In the material below, some lines carry "strsQL". Copy each such line.

"""

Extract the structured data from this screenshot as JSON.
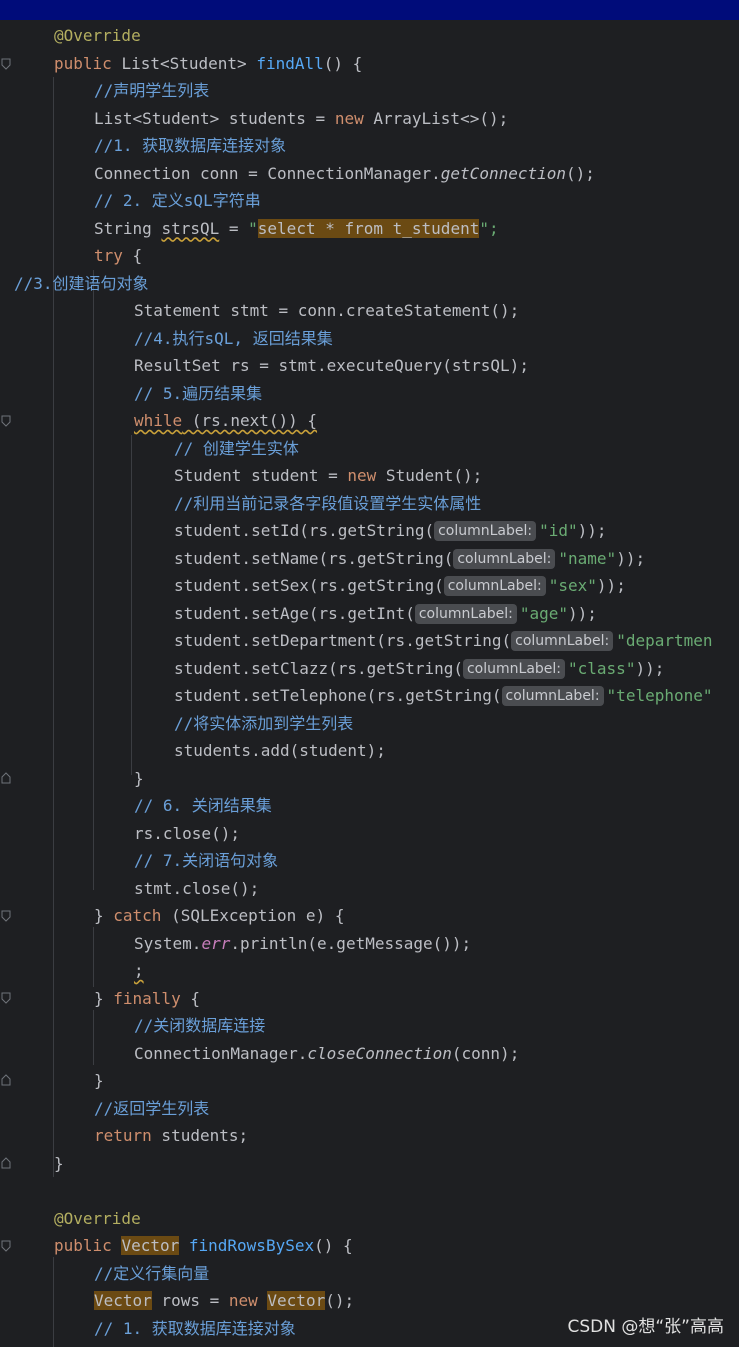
{
  "code": {
    "l01": "@Override",
    "l02_public": "public",
    "l02_type": "List<Student>",
    "l02_method": "findAll",
    "l02_rest": "() {",
    "l03": "//声明学生列表",
    "l04_a": "List<Student> students = ",
    "l04_new": "new",
    "l04_b": " ArrayList<>();",
    "l05": "//1. 获取数据库连接对象",
    "l06_a": "Connection conn = ConnectionManager.",
    "l06_m": "getConnection",
    "l06_b": "();",
    "l07": "// 2. 定义sQL字符串",
    "l08_a": "String ",
    "l08_var": "strsQL",
    "l08_b": " = ",
    "l08_q1": "\"",
    "l08_str": "select * from t_student",
    "l08_q2": "\";",
    "l09_try": "try",
    "l09_b": " {",
    "l10": "//3.创建语句对象",
    "l11": "Statement stmt = conn.createStatement();",
    "l12": "//4.执行sQL, 返回结果集",
    "l13": "ResultSet rs = stmt.executeQuery(strsQL);",
    "l14": "// 5.遍历结果集",
    "l15_while": "while",
    "l15_b": " (rs.next()) {",
    "l16": "// 创建学生实体",
    "l17_a": "Student student = ",
    "l17_new": "new",
    "l17_b": " Student();",
    "l18": "//利用当前记录各字段值设置学生实体属性",
    "hint_label": "columnLabel:",
    "l19_a": "student.setId(rs.getString(",
    "l19_s": "\"id\"",
    "l19_b": "));",
    "l20_a": "student.setName(rs.getString(",
    "l20_s": "\"name\"",
    "l20_b": "));",
    "l21_a": "student.setSex(rs.getString(",
    "l21_s": "\"sex\"",
    "l21_b": "));",
    "l22_a": "student.setAge(rs.getInt(",
    "l22_s": "\"age\"",
    "l22_b": "));",
    "l23_a": "student.setDepartment(rs.getString(",
    "l23_s": "\"departmen",
    "l24_a": "student.setClazz(rs.getString(",
    "l24_s": "\"class\"",
    "l24_b": "));",
    "l25_a": "student.setTelephone(rs.getString(",
    "l25_s": "\"telephone\"",
    "l26": "//将实体添加到学生列表",
    "l27": "students.add(student);",
    "l28": "}",
    "l29": "// 6. 关闭结果集",
    "l30": "rs.close();",
    "l31": "// 7.关闭语句对象",
    "l32": "stmt.close();",
    "l33_a": "} ",
    "l33_catch": "catch",
    "l33_b": " (SQLException e) {",
    "l34_a": "System.",
    "l34_err": "err",
    "l34_b": ".println(e.getMessage());",
    "l35": ";",
    "l36_a": "} ",
    "l36_finally": "finally",
    "l36_b": " {",
    "l37": "//关闭数据库连接",
    "l38_a": "ConnectionManager.",
    "l38_m": "closeConnection",
    "l38_b": "(conn);",
    "l39": "}",
    "l40": "//返回学生列表",
    "l41_return": "return",
    "l41_b": " students;",
    "l42": "}",
    "l43": "@Override",
    "l44_public": "public",
    "l44_type": "Vector",
    "l44_method": "findRowsBySex",
    "l44_rest": "() {",
    "l45": "//定义行集向量",
    "l46_type": "Vector",
    "l46_a": " rows = ",
    "l46_new": "new",
    "l46_type2": "Vector",
    "l46_b": "();",
    "l47": "// 1. 获取数据库连接对象"
  },
  "watermark": "CSDN @想“张”高高",
  "colors": {
    "background": "#1e1f22",
    "top_bar": "#000c7a",
    "keyword": "#cf8e6d",
    "annotation": "#b3ae60",
    "string": "#6aab73",
    "method": "#56a8f5",
    "highlight": "#6b4a13"
  }
}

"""

- [Answer box]:
    "l08_var": "strsQL",
    "l13": "ResultSet rs = stmt.executeQuery(strsQL);",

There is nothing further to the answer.